Print each record that follows exactly, leaving the pictures behind.

Records from a collection
☆ ☆ ☆

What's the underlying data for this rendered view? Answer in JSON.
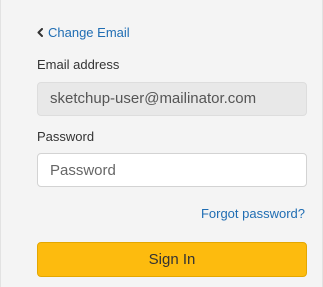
{
  "nav": {
    "back_label": "Change Email",
    "back_icon": "chevron-left-icon"
  },
  "form": {
    "email_label": "Email address",
    "email_value": "sketchup-user@mailinator.com",
    "password_label": "Password",
    "password_placeholder": "Password",
    "password_value": "",
    "forgot_label": "Forgot password?",
    "submit_label": "Sign In"
  },
  "colors": {
    "link": "#1f6db3",
    "button_bg": "#fdbb0e",
    "page_bg": "#f4f4f4"
  }
}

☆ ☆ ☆

**Final answer:**
What's the underlying data for this rendered view? Answer in JSON.
{
  "nav": {
    "back_label": "Change Email",
    "back_icon": "chevron-left-icon"
  },
  "form": {
    "email_label": "Email address",
    "email_value": "sketchup-user@mailinator.com",
    "password_label": "Password",
    "password_placeholder": "Password",
    "password_value": "",
    "forgot_label": "Forgot password?",
    "submit_label": "Sign In"
  },
  "colors": {
    "link": "#1f6db3",
    "button_bg": "#fdbb0e",
    "page_bg": "#f4f4f4"
  }
}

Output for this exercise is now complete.